New tests track students’ progress throughout the year

By John Gardner
The Surveyor

Thompson School District administration is providing a new way to track students’ progress through the year. At the school board of education meeting on March 1 in Loveland, Dr. Margaret Crespo, district chief academic officer, presented data from a report on mid-year student performance in math and reading.

“As you know, we’ve been working on data benchmarking over the last couple of years to really have a comprehensive approach to how we’re looking at data by school, by teacher, by student group; constantly asking questions to ensure our students’ success,” Crespo said.

This particular assessment measures end-of-year student expectations. Students are tested at the beginning of the school year to provide teachers some knowledge of where the students are in math and reading and are then tested throughout the year to track their progress.

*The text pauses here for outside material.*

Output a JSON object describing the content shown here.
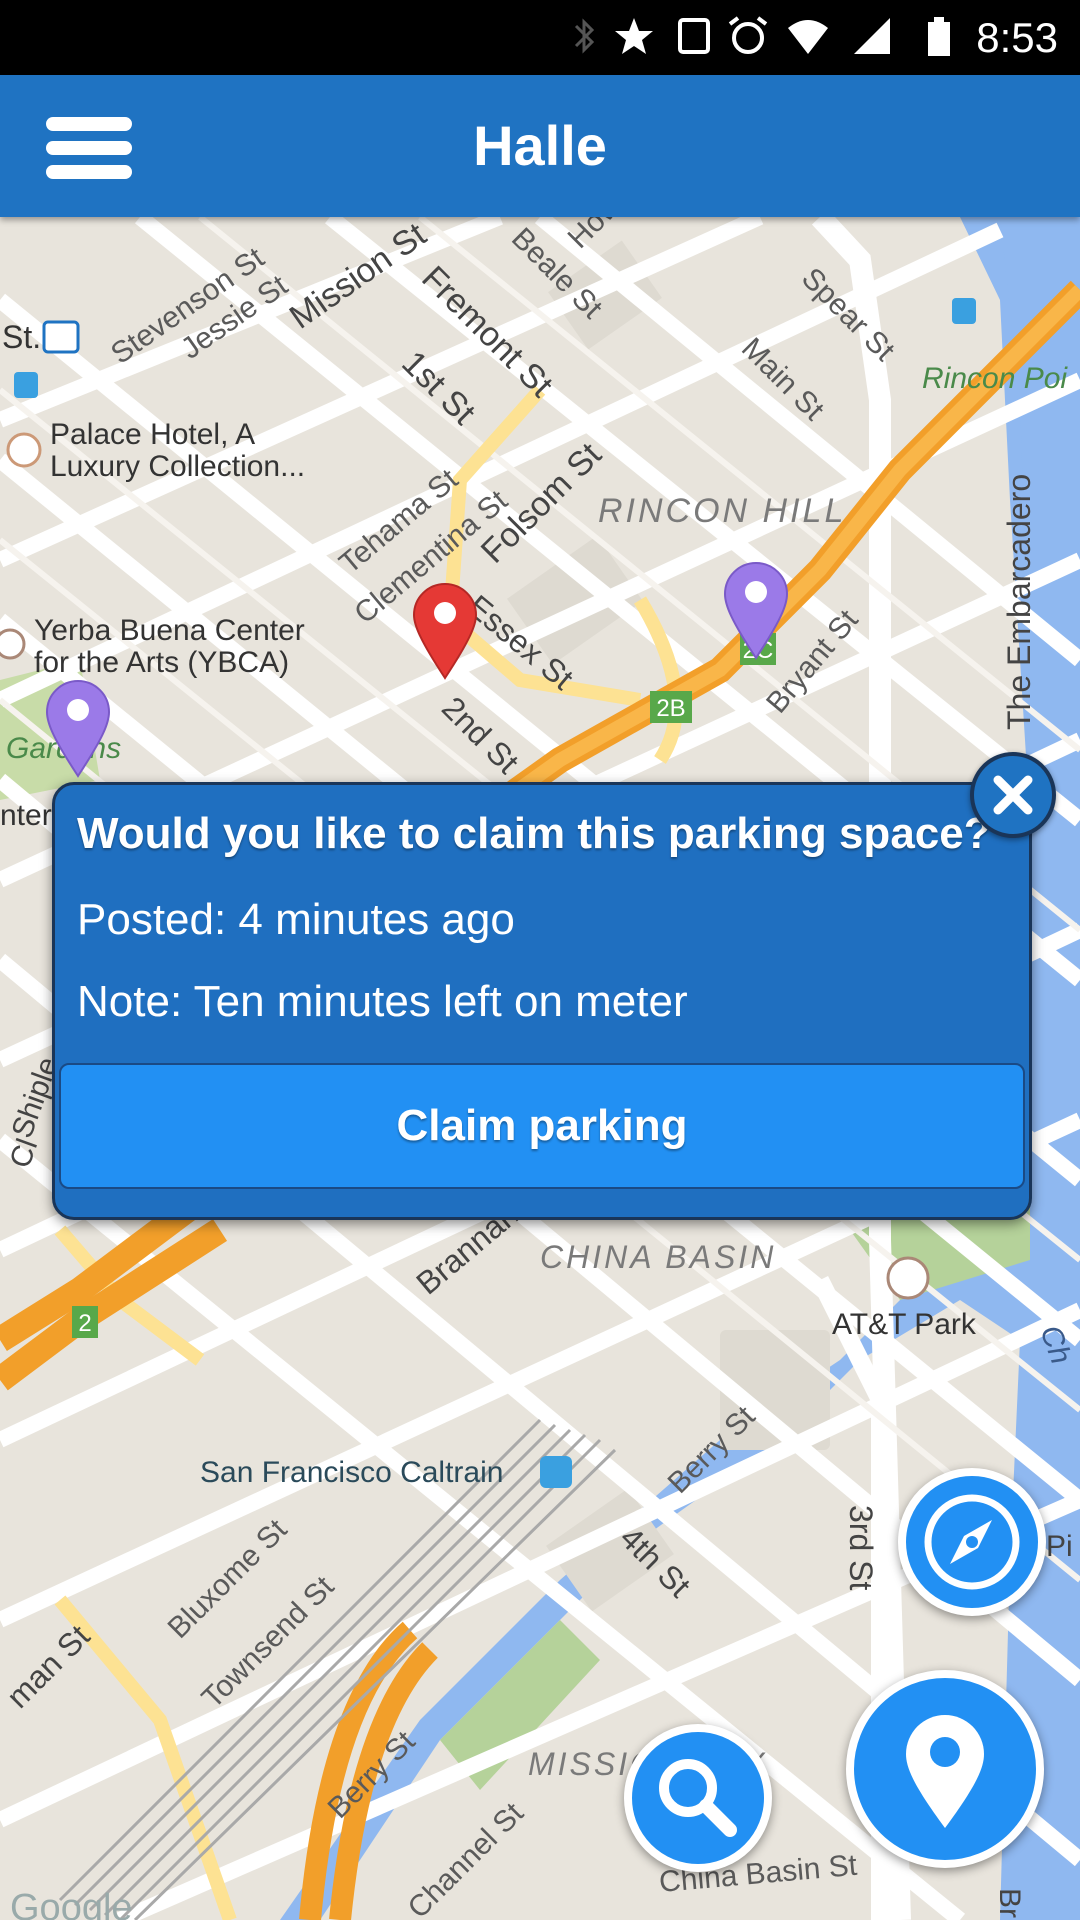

For example, districtwide, 58 percent of third-grade students tested at the beginning of the year did not meet end-of-year standards in math. However, by mid-year, third graders had a 50 percent decrease in the number of students that did not meet grade-level proficiency and saw a 37 percent increase in students testing near or “approaching” grade-level proficiency.

Math benchmark assessments allow the district to monitor students’ progress and growth. Students are tested three times a year on what they are expected to know and understand at the end of the school year. The data provides teachers the ability to better personalize each student’s educational plan.

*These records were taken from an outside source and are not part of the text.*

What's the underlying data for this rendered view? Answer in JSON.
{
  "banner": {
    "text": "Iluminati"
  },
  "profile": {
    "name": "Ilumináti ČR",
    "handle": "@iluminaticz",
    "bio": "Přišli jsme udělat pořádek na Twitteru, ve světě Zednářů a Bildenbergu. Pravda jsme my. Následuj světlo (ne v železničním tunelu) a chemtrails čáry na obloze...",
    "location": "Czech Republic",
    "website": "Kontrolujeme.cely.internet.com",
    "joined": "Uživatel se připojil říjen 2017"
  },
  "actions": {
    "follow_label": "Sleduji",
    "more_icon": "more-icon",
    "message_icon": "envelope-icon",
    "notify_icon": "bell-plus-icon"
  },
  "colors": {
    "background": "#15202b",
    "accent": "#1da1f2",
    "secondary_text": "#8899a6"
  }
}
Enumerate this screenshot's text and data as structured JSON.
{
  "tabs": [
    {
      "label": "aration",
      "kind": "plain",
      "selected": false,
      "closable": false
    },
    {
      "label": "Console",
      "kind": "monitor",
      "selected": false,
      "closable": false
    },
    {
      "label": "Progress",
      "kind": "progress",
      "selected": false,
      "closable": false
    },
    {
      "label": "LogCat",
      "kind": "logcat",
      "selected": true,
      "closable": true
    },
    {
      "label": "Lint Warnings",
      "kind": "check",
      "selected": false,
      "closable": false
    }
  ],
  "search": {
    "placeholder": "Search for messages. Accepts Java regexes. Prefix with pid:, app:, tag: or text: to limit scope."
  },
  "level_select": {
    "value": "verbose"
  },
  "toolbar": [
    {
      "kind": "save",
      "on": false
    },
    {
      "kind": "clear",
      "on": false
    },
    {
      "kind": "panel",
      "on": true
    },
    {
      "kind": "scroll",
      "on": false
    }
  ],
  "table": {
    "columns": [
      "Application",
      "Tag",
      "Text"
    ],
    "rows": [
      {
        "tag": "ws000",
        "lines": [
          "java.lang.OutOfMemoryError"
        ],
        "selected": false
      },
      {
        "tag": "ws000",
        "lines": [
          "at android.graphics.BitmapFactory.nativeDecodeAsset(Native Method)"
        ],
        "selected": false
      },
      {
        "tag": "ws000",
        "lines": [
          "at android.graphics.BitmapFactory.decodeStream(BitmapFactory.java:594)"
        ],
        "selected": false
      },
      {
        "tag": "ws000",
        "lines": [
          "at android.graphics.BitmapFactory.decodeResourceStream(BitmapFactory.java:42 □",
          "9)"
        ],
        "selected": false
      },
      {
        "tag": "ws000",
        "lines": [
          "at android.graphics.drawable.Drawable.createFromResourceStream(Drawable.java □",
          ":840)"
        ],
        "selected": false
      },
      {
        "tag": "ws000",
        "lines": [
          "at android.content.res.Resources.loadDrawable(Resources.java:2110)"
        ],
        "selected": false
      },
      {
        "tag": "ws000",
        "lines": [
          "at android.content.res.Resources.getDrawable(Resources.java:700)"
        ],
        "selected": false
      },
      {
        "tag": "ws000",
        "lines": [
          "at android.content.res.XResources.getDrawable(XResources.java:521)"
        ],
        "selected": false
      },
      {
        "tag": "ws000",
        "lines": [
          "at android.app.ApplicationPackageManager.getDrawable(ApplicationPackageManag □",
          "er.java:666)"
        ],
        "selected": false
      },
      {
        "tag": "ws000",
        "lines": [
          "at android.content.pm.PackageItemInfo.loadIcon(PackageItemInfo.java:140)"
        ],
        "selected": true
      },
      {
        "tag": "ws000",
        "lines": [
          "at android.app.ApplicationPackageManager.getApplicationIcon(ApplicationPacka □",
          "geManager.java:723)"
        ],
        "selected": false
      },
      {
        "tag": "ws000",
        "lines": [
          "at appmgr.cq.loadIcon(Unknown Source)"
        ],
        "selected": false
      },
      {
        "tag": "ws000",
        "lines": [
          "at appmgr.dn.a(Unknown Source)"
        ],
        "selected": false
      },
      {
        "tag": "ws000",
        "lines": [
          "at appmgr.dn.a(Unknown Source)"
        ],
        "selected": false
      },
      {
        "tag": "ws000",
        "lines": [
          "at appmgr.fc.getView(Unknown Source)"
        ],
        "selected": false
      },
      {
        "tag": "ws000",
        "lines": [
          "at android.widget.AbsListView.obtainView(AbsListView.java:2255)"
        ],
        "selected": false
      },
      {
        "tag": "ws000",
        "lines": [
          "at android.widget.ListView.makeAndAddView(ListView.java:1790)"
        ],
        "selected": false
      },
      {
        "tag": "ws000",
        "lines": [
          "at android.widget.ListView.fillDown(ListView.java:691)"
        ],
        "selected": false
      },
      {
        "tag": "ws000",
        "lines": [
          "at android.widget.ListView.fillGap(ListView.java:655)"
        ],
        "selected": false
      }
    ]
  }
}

Districtwide, 84 percent of first graders tested at or above proficiency level in math, a 19 percent increase from the beginning of the year, according to the report. Third graders improved 55 percent from the beginning of the year, with 63 percent at or above grade level, while fourth graders saw the lowest improvement at 5 percent, with 25 percent at or above grade level.

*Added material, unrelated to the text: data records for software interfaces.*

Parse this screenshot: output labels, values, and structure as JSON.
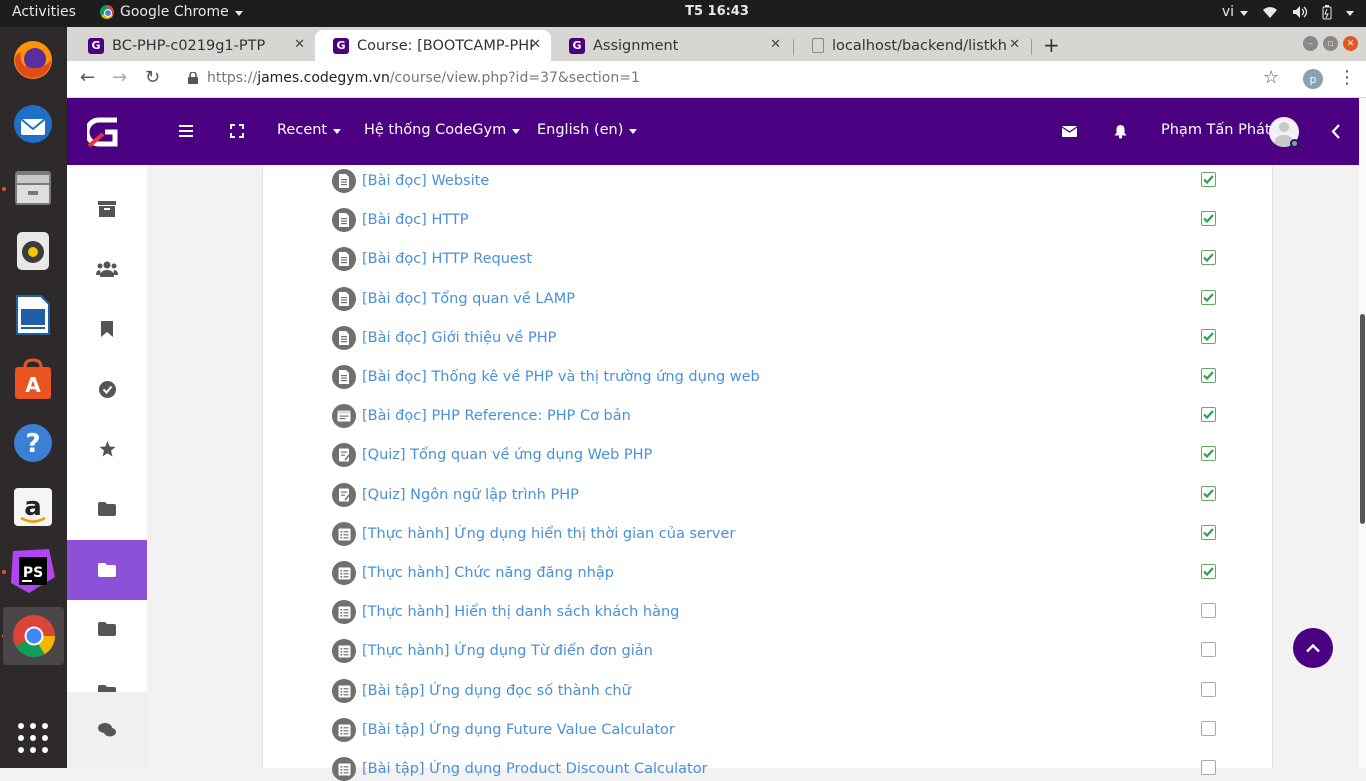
{
  "system": {
    "activities": "Activities",
    "app_name": "Google Chrome",
    "clock": "T5 16:43",
    "lang": "vi"
  },
  "tabs": [
    {
      "title": "BC-PHP-c0219g1-PTP",
      "favicon": "codegym-logo"
    },
    {
      "title": "Course: [BOOTCAMP-PHP",
      "favicon": "codegym-logo"
    },
    {
      "title": "Assignment",
      "favicon": "codegym-logo"
    },
    {
      "title": "localhost/backend/listkh",
      "favicon": "page-icon"
    }
  ],
  "address_bar": {
    "scheme": "https://",
    "host": "james.codegym.vn",
    "path": "/course/view.php?id=37&section=1",
    "profile_initial": "p"
  },
  "header": {
    "menus": [
      "Recent",
      "Hệ thống CodeGym",
      "English (en)"
    ],
    "user_name": "Phạm Tấn Phát"
  },
  "activities": [
    {
      "label": "[Bài đọc] Website",
      "icon": "page-icon",
      "done": true
    },
    {
      "label": "[Bài đọc] HTTP",
      "icon": "page-icon",
      "done": true
    },
    {
      "label": "[Bài đọc] HTTP Request",
      "icon": "page-icon",
      "done": true
    },
    {
      "label": "[Bài đọc] Tổng quan về LAMP",
      "icon": "page-icon",
      "done": true
    },
    {
      "label": "[Bài đọc] Giới thiệu về PHP",
      "icon": "page-icon",
      "done": true
    },
    {
      "label": "[Bài đọc] Thống kê về PHP và thị trường ứng dụng web",
      "icon": "page-icon",
      "done": true
    },
    {
      "label": "[Bài đọc] PHP Reference: PHP Cơ bản",
      "icon": "url-icon",
      "done": true
    },
    {
      "label": "[Quiz] Tổng quan về ứng dụng Web PHP",
      "icon": "quiz-icon",
      "done": true
    },
    {
      "label": "[Quiz] Ngôn ngữ lập trình PHP",
      "icon": "quiz-icon",
      "done": true
    },
    {
      "label": "[Thực hành] Ứng dụng hiển thị thời gian của server",
      "icon": "assignment-icon",
      "done": true
    },
    {
      "label": "[Thực hành] Chức năng đăng nhập",
      "icon": "assignment-icon",
      "done": true
    },
    {
      "label": "[Thực hành] Hiển thị danh sách khách hàng",
      "icon": "assignment-icon",
      "done": false
    },
    {
      "label": "[Thực hành] Ứng dụng Từ điển đơn giản",
      "icon": "assignment-icon",
      "done": false
    },
    {
      "label": "[Bài tập] Ứng dụng đọc số thành chữ",
      "icon": "assignment-icon",
      "done": false
    },
    {
      "label": "[Bài tập] Ứng dụng Future Value Calculator",
      "icon": "assignment-icon",
      "done": false
    },
    {
      "label": "[Bài tập] Ứng dụng Product Discount Calculator",
      "icon": "assignment-icon",
      "done": false
    }
  ],
  "colors": {
    "brand": "#4b0082",
    "drawer_active": "#8c51d6",
    "link": "#4a90d9",
    "check": "#2aa34a"
  }
}
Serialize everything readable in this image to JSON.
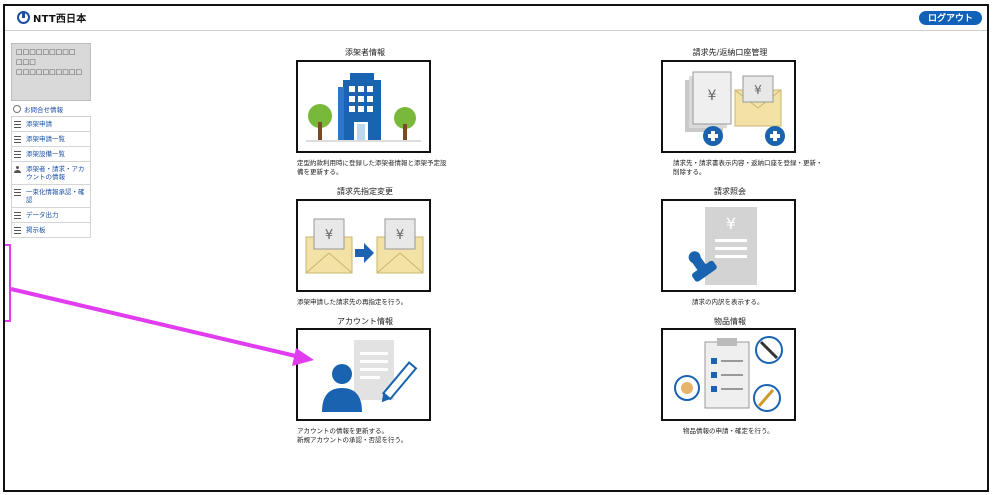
{
  "header": {
    "logo_text": "NTT西日本",
    "logout_label": "ログアウト"
  },
  "sidebar": {
    "user_lines": [
      "□□□□□□□□□",
      "□□□",
      "□□□□□□□□□□"
    ],
    "inquiry_label": "お問合せ情報",
    "items": [
      {
        "label": "添架申請",
        "icon": "list-icon"
      },
      {
        "label": "添架申請一覧",
        "icon": "list-icon"
      },
      {
        "label": "添架設備一覧",
        "icon": "list-icon"
      },
      {
        "label": "添架者・請求・アカウントの情報",
        "icon": "person-icon"
      },
      {
        "label": "一束化情報承認・確認",
        "icon": "list-icon"
      },
      {
        "label": "データ出力",
        "icon": "list-icon"
      },
      {
        "label": "掲示板",
        "icon": "list-icon"
      }
    ]
  },
  "cards": [
    {
      "title": "添架者情報",
      "desc": "定型約款利用時に登録した添架者情報と添架予定設備を更新する。",
      "icon": "building-icon"
    },
    {
      "title": "請求先/返納口座管理",
      "desc": "請求先・請求書表示内容・返納口座を登録・更新・削除する。",
      "icon": "documents-add-icon"
    },
    {
      "title": "請求先指定変更",
      "desc": "添架申請した請求先の再指定を行う。",
      "icon": "envelope-transfer-icon"
    },
    {
      "title": "請求照会",
      "desc": "請求の内訳を表示する。",
      "icon": "invoice-stamp-icon"
    },
    {
      "title": "アカウント情報",
      "desc": "アカウントの情報を更新する。\n新規アカウントの承認・否認を行う。",
      "icon": "account-edit-icon"
    },
    {
      "title": "物品情報",
      "desc": "物品情報の申請・確定を行う。",
      "icon": "equipment-checklist-icon"
    }
  ],
  "colors": {
    "accent": "#1161b9",
    "annotation": "#e13cf0",
    "tree_green": "#78b83a"
  }
}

Berthoud Elementary students improved 3 percent, up to 84 percent of first graders at or above proficiency in math. Second graders saw a 17 percent increase, while Ivy Stockwell second graders had a 35 percent increase, up to 96 percent at or above grade level.

The report includes another assessment too. The iReady math assessment is a pilot program that measures highly-impacted schools and is very closely aligned with the PARC assessments. The iReady Math assessments were given to select students at 14 district schools, including elementary and middle schools.

Districtwide, fourth graders had the largest increase at 16 percent, with 37 percent of students at or above grade-level proficiency. Fifth graders had the highest percentage of students at or above grade level at 47 percent; however, the district saw a 10 percent increase from the beginning of the year.

The district also implemented an iReady diagnostic reading assessment that provides the district the ability to monitor student’s growth on grade-level standards over the course of the school year, similarly to the math tests. The tests are administered three times throughout the year; at the beginning, the middle and end of the year. The tests are also adaptive, which means they can be adjusted to the student’s level based on the responses the student provides while taking the test. This is helpful for teachers, as the data gathered aids them in personalizing instruction for individual student’s needs.

Districtwide, 48 percent of first graders were at or above grade level end-of-year standards in reading. But the data’s real value is in the ability to compare student’s progress from the beginning of the year to the end of the year. The 48 percent of first graders was a 40 percent increase from the beginning of the school year.

All grades first through eighth saw increases in the “at or above grade level” in reading.

The report also includes results of the PSAT 9 assessment taken in the fall districtwide by ninth-grade students. The assessment establishes a baseline measurement of the student’s college and career preparedness as they enter high school and provides them with a benchmark that indicates if they are on track to be prepared for college upon high school graduation.

Of the four high schools tested, Berthoud students scored at the top with 72 percent of students tested at meeting the reading and writing benchmark. Berthoud High School students also performed at the top of the district in math, with 53 percent meeting the benchmark. Districtwide, 39 percent of students met the benchmark for math and 62 percent of students met the benchmark for reading and writing.